“I knew that even in this very difficult situation, there are beautiful moments. Even the bad is beautiful when you know where to look for it.”

In the course of the documentary, we meet two of Herz-Sommer’s friends—younger women who also survived the camps. One is an actress, Zdehka Fantiova. The other, a cellist named Anita Lasker-Wallfisch, tells a chilling story about playing for Josef Mengele, the infamous “angel of death.” This practically mythic monster would stop into the music block and ask to hear Schumann’s Träumerei. “Completely ludicrous,” Wallfisch says. “God knows what he’s been doing before he came in. . . Macabre.”

The actress describes what music did for the players and the prisoner-audience. “It was moral support, rather than entertainment . . . We were transported into a different time, the time before, when we lived in a normal, civilized world, and hoping, and being convinced, that the war will soon finish and we’ll go back home . . . but the Germans knew we were sentenced to death, and thought, ‘Let them play, let them laugh; the laughter will soon vanish from their face.’”

When the Russians liberated them, Herz-Sommer and her son moved to Israel. He grew up and became a concert cellist, performing internationally and settling in the U.K. Eventually Herz-Sommer moved to northern London to be near him. In 2001, when he died suddenly at 64, she stayed on. True to her inimitable character, she found much to be thankful for, even in that great loss. “He didn’t know he was going to die. He didn’t suffer. That is a blessing.” As always, she turned to music.

“Music is a dream. Music is God,” she explains. “In difficult times you feel it, especially when you are suffering.”

Herz-Sommer’s story is inspirational. But it’s important to remember that for most of the Jews exterminated during the Holocaust, playing in an orchestra wasn’t an option. It may seem incredible that Herz-Sommer considers herself blessed after what she survived. Indeed, the very fact that she was able to survive is a blessing in itself. But millions of others were not so fortunate.

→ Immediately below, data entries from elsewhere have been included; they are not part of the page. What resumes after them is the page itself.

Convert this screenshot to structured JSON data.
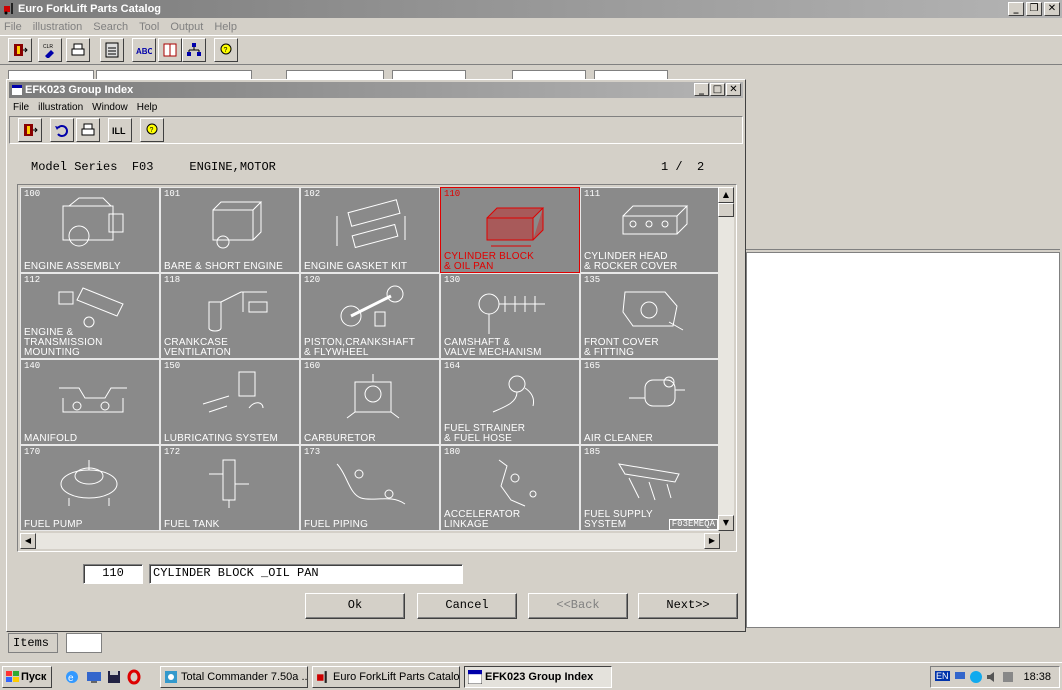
{
  "app": {
    "title": "Euro ForkLift Parts Catalog",
    "menu": [
      "File",
      "illustration",
      "Search",
      "Tool",
      "Output",
      "Help"
    ]
  },
  "inner": {
    "title": "EFK023 Group Index",
    "menu": [
      "File",
      "illustration",
      "Window",
      "Help"
    ],
    "header": "Model Series  F03     ENGINE,MOTOR",
    "page": "1 /  2",
    "cells": [
      {
        "code": "100",
        "label": "ENGINE ASSEMBLY"
      },
      {
        "code": "101",
        "label": "BARE & SHORT ENGINE"
      },
      {
        "code": "102",
        "label": "ENGINE GASKET KIT"
      },
      {
        "code": "110",
        "label": "CYLINDER BLOCK\n& OIL PAN",
        "selected": true
      },
      {
        "code": "111",
        "label": "CYLINDER HEAD\n& ROCKER COVER"
      },
      {
        "code": "112",
        "label": "ENGINE &\nTRANSMISSION\nMOUNTING"
      },
      {
        "code": "118",
        "label": "CRANKCASE\nVENTILATION"
      },
      {
        "code": "120",
        "label": "PISTON,CRANKSHAFT\n& FLYWHEEL"
      },
      {
        "code": "130",
        "label": "CAMSHAFT &\nVALVE MECHANISM"
      },
      {
        "code": "135",
        "label": "FRONT COVER\n& FITTING"
      },
      {
        "code": "140",
        "label": "MANIFOLD"
      },
      {
        "code": "150",
        "label": "LUBRICATING SYSTEM"
      },
      {
        "code": "160",
        "label": "CARBURETOR"
      },
      {
        "code": "164",
        "label": "FUEL STRAINER\n& FUEL HOSE"
      },
      {
        "code": "165",
        "label": "AIR CLEANER"
      },
      {
        "code": "170",
        "label": "FUEL PUMP"
      },
      {
        "code": "172",
        "label": "FUEL TANK"
      },
      {
        "code": "173",
        "label": "FUEL PIPING"
      },
      {
        "code": "180",
        "label": "ACCELERATOR\nLINKAGE"
      },
      {
        "code": "185",
        "label": "FUEL SUPPLY\nSYSTEM"
      }
    ],
    "watermark": "F03EMEQA",
    "selected_code": "110",
    "selected_name": "CYLINDER BLOCK _OIL PAN",
    "buttons": {
      "ok": "Ok",
      "cancel": "Cancel",
      "back": "<<Back",
      "next": "Next>>"
    }
  },
  "bottom": {
    "items_label": "Items"
  },
  "taskbar": {
    "start": "Пуск",
    "tasks": [
      "Total Commander 7.50a ...",
      "Euro ForkLift Parts Catalog",
      "EFK023 Group Index"
    ],
    "lang": "EN",
    "clock": "18:38"
  }
}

There are people who take issue with Roberto Benigni’s 1997 Life is Beautiful for this same reason. To find any joy in such atrocity feels disrespectful to those who lost their lives. To imply any sort of happy ending feels like a betrayal. How can any sane person find light or humor or music when he or she is living in hell?

Yet that’s precisely the lesson Herz-Sommer teaches us in this quiet 38-minute film. It’s possible to feel great joy and great sorrow at the same time. And it’s possible—she might argue necessary—to choose happiness.

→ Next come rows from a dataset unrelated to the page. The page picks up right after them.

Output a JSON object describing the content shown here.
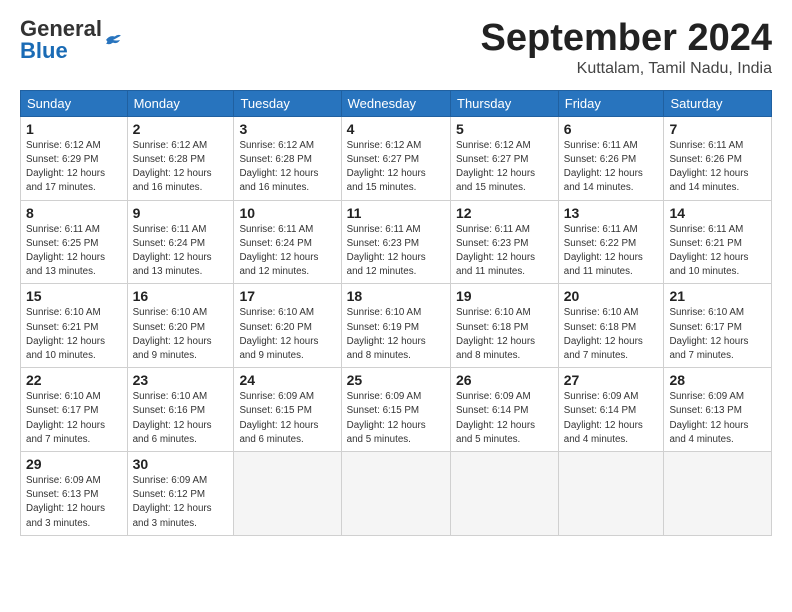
{
  "logo": {
    "general": "General",
    "blue": "Blue"
  },
  "title": "September 2024",
  "location": "Kuttalam, Tamil Nadu, India",
  "days_of_week": [
    "Sunday",
    "Monday",
    "Tuesday",
    "Wednesday",
    "Thursday",
    "Friday",
    "Saturday"
  ],
  "weeks": [
    [
      {
        "day": 1,
        "info": "Sunrise: 6:12 AM\nSunset: 6:29 PM\nDaylight: 12 hours\nand 17 minutes."
      },
      {
        "day": 2,
        "info": "Sunrise: 6:12 AM\nSunset: 6:28 PM\nDaylight: 12 hours\nand 16 minutes."
      },
      {
        "day": 3,
        "info": "Sunrise: 6:12 AM\nSunset: 6:28 PM\nDaylight: 12 hours\nand 16 minutes."
      },
      {
        "day": 4,
        "info": "Sunrise: 6:12 AM\nSunset: 6:27 PM\nDaylight: 12 hours\nand 15 minutes."
      },
      {
        "day": 5,
        "info": "Sunrise: 6:12 AM\nSunset: 6:27 PM\nDaylight: 12 hours\nand 15 minutes."
      },
      {
        "day": 6,
        "info": "Sunrise: 6:11 AM\nSunset: 6:26 PM\nDaylight: 12 hours\nand 14 minutes."
      },
      {
        "day": 7,
        "info": "Sunrise: 6:11 AM\nSunset: 6:26 PM\nDaylight: 12 hours\nand 14 minutes."
      }
    ],
    [
      {
        "day": 8,
        "info": "Sunrise: 6:11 AM\nSunset: 6:25 PM\nDaylight: 12 hours\nand 13 minutes."
      },
      {
        "day": 9,
        "info": "Sunrise: 6:11 AM\nSunset: 6:24 PM\nDaylight: 12 hours\nand 13 minutes."
      },
      {
        "day": 10,
        "info": "Sunrise: 6:11 AM\nSunset: 6:24 PM\nDaylight: 12 hours\nand 12 minutes."
      },
      {
        "day": 11,
        "info": "Sunrise: 6:11 AM\nSunset: 6:23 PM\nDaylight: 12 hours\nand 12 minutes."
      },
      {
        "day": 12,
        "info": "Sunrise: 6:11 AM\nSunset: 6:23 PM\nDaylight: 12 hours\nand 11 minutes."
      },
      {
        "day": 13,
        "info": "Sunrise: 6:11 AM\nSunset: 6:22 PM\nDaylight: 12 hours\nand 11 minutes."
      },
      {
        "day": 14,
        "info": "Sunrise: 6:11 AM\nSunset: 6:21 PM\nDaylight: 12 hours\nand 10 minutes."
      }
    ],
    [
      {
        "day": 15,
        "info": "Sunrise: 6:10 AM\nSunset: 6:21 PM\nDaylight: 12 hours\nand 10 minutes."
      },
      {
        "day": 16,
        "info": "Sunrise: 6:10 AM\nSunset: 6:20 PM\nDaylight: 12 hours\nand 9 minutes."
      },
      {
        "day": 17,
        "info": "Sunrise: 6:10 AM\nSunset: 6:20 PM\nDaylight: 12 hours\nand 9 minutes."
      },
      {
        "day": 18,
        "info": "Sunrise: 6:10 AM\nSunset: 6:19 PM\nDaylight: 12 hours\nand 8 minutes."
      },
      {
        "day": 19,
        "info": "Sunrise: 6:10 AM\nSunset: 6:18 PM\nDaylight: 12 hours\nand 8 minutes."
      },
      {
        "day": 20,
        "info": "Sunrise: 6:10 AM\nSunset: 6:18 PM\nDaylight: 12 hours\nand 7 minutes."
      },
      {
        "day": 21,
        "info": "Sunrise: 6:10 AM\nSunset: 6:17 PM\nDaylight: 12 hours\nand 7 minutes."
      }
    ],
    [
      {
        "day": 22,
        "info": "Sunrise: 6:10 AM\nSunset: 6:17 PM\nDaylight: 12 hours\nand 7 minutes."
      },
      {
        "day": 23,
        "info": "Sunrise: 6:10 AM\nSunset: 6:16 PM\nDaylight: 12 hours\nand 6 minutes."
      },
      {
        "day": 24,
        "info": "Sunrise: 6:09 AM\nSunset: 6:15 PM\nDaylight: 12 hours\nand 6 minutes."
      },
      {
        "day": 25,
        "info": "Sunrise: 6:09 AM\nSunset: 6:15 PM\nDaylight: 12 hours\nand 5 minutes."
      },
      {
        "day": 26,
        "info": "Sunrise: 6:09 AM\nSunset: 6:14 PM\nDaylight: 12 hours\nand 5 minutes."
      },
      {
        "day": 27,
        "info": "Sunrise: 6:09 AM\nSunset: 6:14 PM\nDaylight: 12 hours\nand 4 minutes."
      },
      {
        "day": 28,
        "info": "Sunrise: 6:09 AM\nSunset: 6:13 PM\nDaylight: 12 hours\nand 4 minutes."
      }
    ],
    [
      {
        "day": 29,
        "info": "Sunrise: 6:09 AM\nSunset: 6:13 PM\nDaylight: 12 hours\nand 3 minutes."
      },
      {
        "day": 30,
        "info": "Sunrise: 6:09 AM\nSunset: 6:12 PM\nDaylight: 12 hours\nand 3 minutes."
      },
      null,
      null,
      null,
      null,
      null
    ]
  ]
}
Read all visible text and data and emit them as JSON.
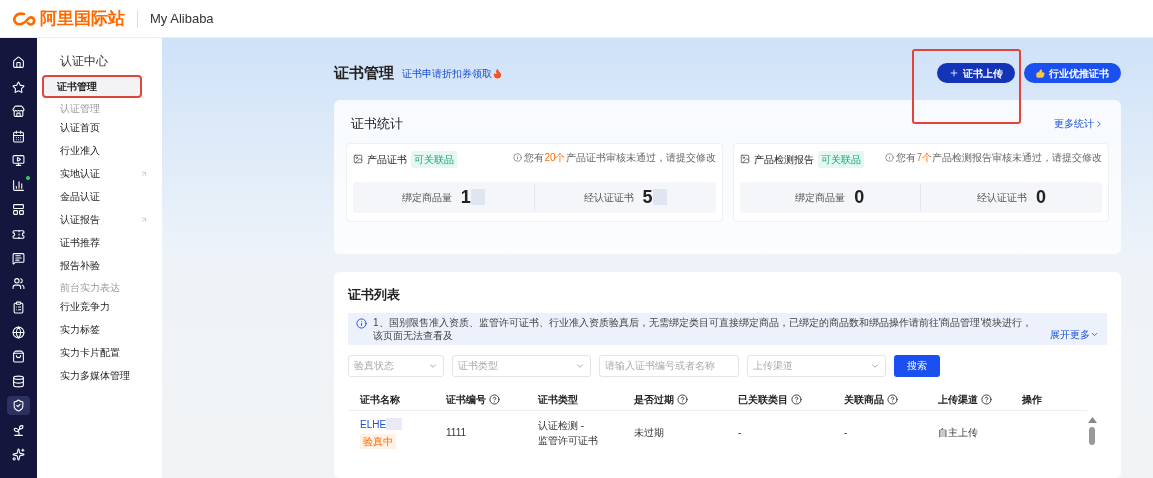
{
  "header": {
    "logo_text": "阿里国际站",
    "title": "My Alibaba"
  },
  "rail": [
    {
      "selected": false,
      "dot": false
    },
    {
      "selected": false,
      "dot": false
    },
    {
      "selected": false,
      "dot": false
    },
    {
      "selected": false,
      "dot": false
    },
    {
      "selected": false,
      "dot": false
    },
    {
      "selected": false,
      "dot": true
    },
    {
      "selected": false,
      "dot": false
    },
    {
      "selected": false,
      "dot": false
    },
    {
      "selected": false,
      "dot": false
    },
    {
      "selected": false,
      "dot": false
    },
    {
      "selected": false,
      "dot": false
    },
    {
      "selected": false,
      "dot": false
    },
    {
      "selected": false,
      "dot": false
    },
    {
      "selected": false,
      "dot": false
    },
    {
      "selected": true,
      "dot": false
    },
    {
      "selected": false,
      "dot": false
    },
    {
      "selected": false,
      "dot": false
    }
  ],
  "sidebar": {
    "title": "认证中心",
    "items": [
      {
        "kind": "item",
        "label": "证书管理",
        "selected": true,
        "external": false
      },
      {
        "kind": "group",
        "label": "认证管理"
      },
      {
        "kind": "item",
        "label": "认证首页",
        "selected": false,
        "external": false
      },
      {
        "kind": "item",
        "label": "行业准入",
        "selected": false,
        "external": false
      },
      {
        "kind": "item",
        "label": "实地认证",
        "selected": false,
        "external": true
      },
      {
        "kind": "item",
        "label": "金品认证",
        "selected": false,
        "external": false
      },
      {
        "kind": "item",
        "label": "认证报告",
        "selected": false,
        "external": true
      },
      {
        "kind": "item",
        "label": "证书推荐",
        "selected": false,
        "external": false
      },
      {
        "kind": "item",
        "label": "报告补验",
        "selected": false,
        "external": false
      },
      {
        "kind": "group",
        "label": "前台实力表达"
      },
      {
        "kind": "item",
        "label": "行业竞争力",
        "selected": false,
        "external": false
      },
      {
        "kind": "item",
        "label": "实力标签",
        "selected": false,
        "external": false
      },
      {
        "kind": "item",
        "label": "实力卡片配置",
        "selected": false,
        "external": false
      },
      {
        "kind": "item",
        "label": "实力多媒体管理",
        "selected": false,
        "external": false
      }
    ]
  },
  "page": {
    "title": "证书管理",
    "promo": "证书申请折扣券领取",
    "buttons": [
      {
        "kind": "upload",
        "label": "证书上传"
      },
      {
        "kind": "recommend",
        "label": "行业优推证书"
      }
    ],
    "stats": {
      "title": "证书统计",
      "more": "更多统计",
      "panels": [
        {
          "title": "产品证书",
          "tag": "可关联品",
          "notice_pre": "您有",
          "notice_count": "20个",
          "notice_post": "产品证书审核未通过，请提交修改",
          "metrics": [
            {
              "label": "绑定商品量",
              "value": "1",
              "blurred": true
            },
            {
              "label": "经认证证书",
              "value": "5",
              "blurred": true
            }
          ]
        },
        {
          "title": "产品检测报告",
          "tag": "可关联品",
          "notice_pre": "您有",
          "notice_count": "7个",
          "notice_post": "产品检测报告审核未通过，请提交修改",
          "metrics": [
            {
              "label": "绑定商品量",
              "value": "0",
              "blurred": false
            },
            {
              "label": "经认证证书",
              "value": "0",
              "blurred": false
            }
          ]
        }
      ]
    },
    "list": {
      "title": "证书列表",
      "notice": "1、国别限售准入资质、监管许可证书、行业准入资质验真后，无需绑定类目可直接绑定商品，已绑定的商品数和绑品操作请前往'商品管理'模块进行，该页面无法查看及",
      "expand": "展开更多",
      "filters": [
        {
          "kind": "select",
          "placeholder": "验真状态"
        },
        {
          "kind": "select",
          "placeholder": "证书类型"
        },
        {
          "kind": "input",
          "placeholder": "请输入证书编号或者名称"
        },
        {
          "kind": "select",
          "placeholder": "上传渠道"
        }
      ],
      "search": "搜索",
      "columns": [
        {
          "label": "证书名称",
          "help": false
        },
        {
          "label": "证书编号",
          "help": true
        },
        {
          "label": "证书类型",
          "help": false
        },
        {
          "label": "是否过期",
          "help": true
        },
        {
          "label": "已关联类目",
          "help": true
        },
        {
          "label": "关联商品",
          "help": true
        },
        {
          "label": "上传渠道",
          "help": true
        },
        {
          "label": "操作",
          "help": false
        }
      ],
      "rows": [
        {
          "name": "ELHE",
          "name_blurred": true,
          "status": "验真中",
          "number": "1111",
          "type": "认证检测 -\n监管许可证书",
          "expired": "未过期",
          "category": "-",
          "product": "-",
          "channel": "自主上传"
        }
      ]
    }
  }
}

Herz-Sommer notes that when German journalists come to interview her, “they ask, ‘Are we allowed to enter your room? Don’t you hate us?’ She replies, “I never hate. Hatred only brings hatred.”

She muses, “I think I am in my last days, but it doesn’t really matter because I have had such a beautiful life. And life is beautiful, love is beautiful, nature and music are beautiful. Everything we experience is a gift, a present we should cherish and pass on to those we love.”

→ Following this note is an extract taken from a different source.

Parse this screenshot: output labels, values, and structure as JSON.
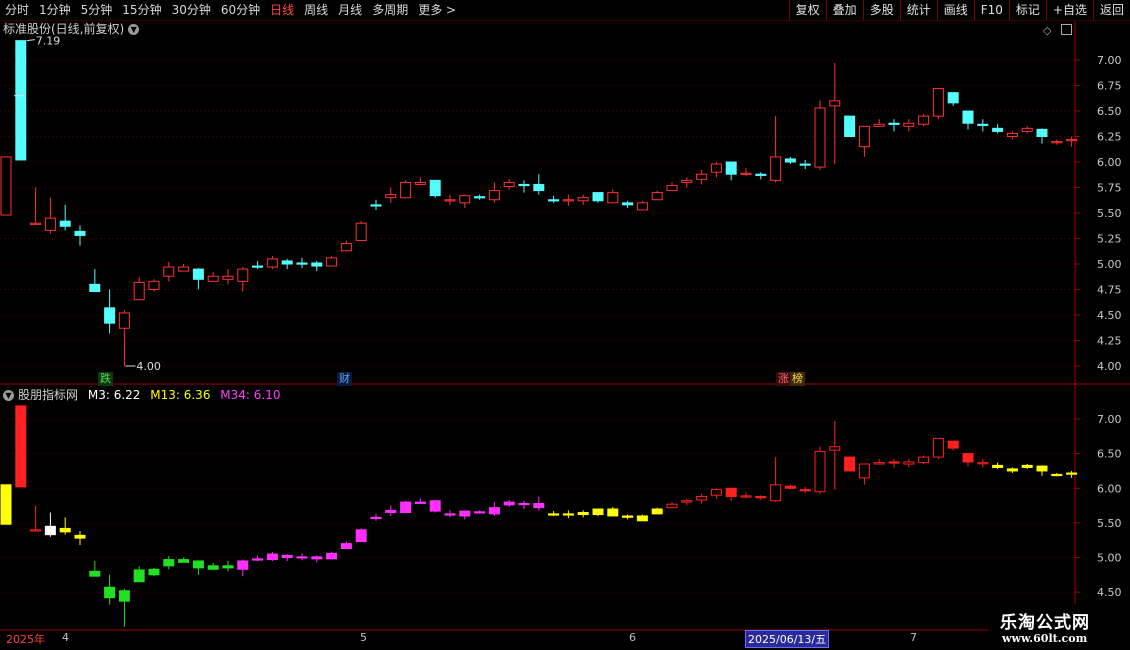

Herz-Sommer was 110 when she died, passing away on February 23, a mere week before her story was honored with an Academy Award.

The film’s message is very clear. Listen for the music. Look for the beautiful. Choose happiness. Herz-Sommer experienced hatred beyond our imagining, but chose to forgive and to love.

The Lady in Number 6 is a small film with a big heart.

You can order and watch The Lady in Number 6 on www.vimeo.com. It will also be available on Netflix starting April 1.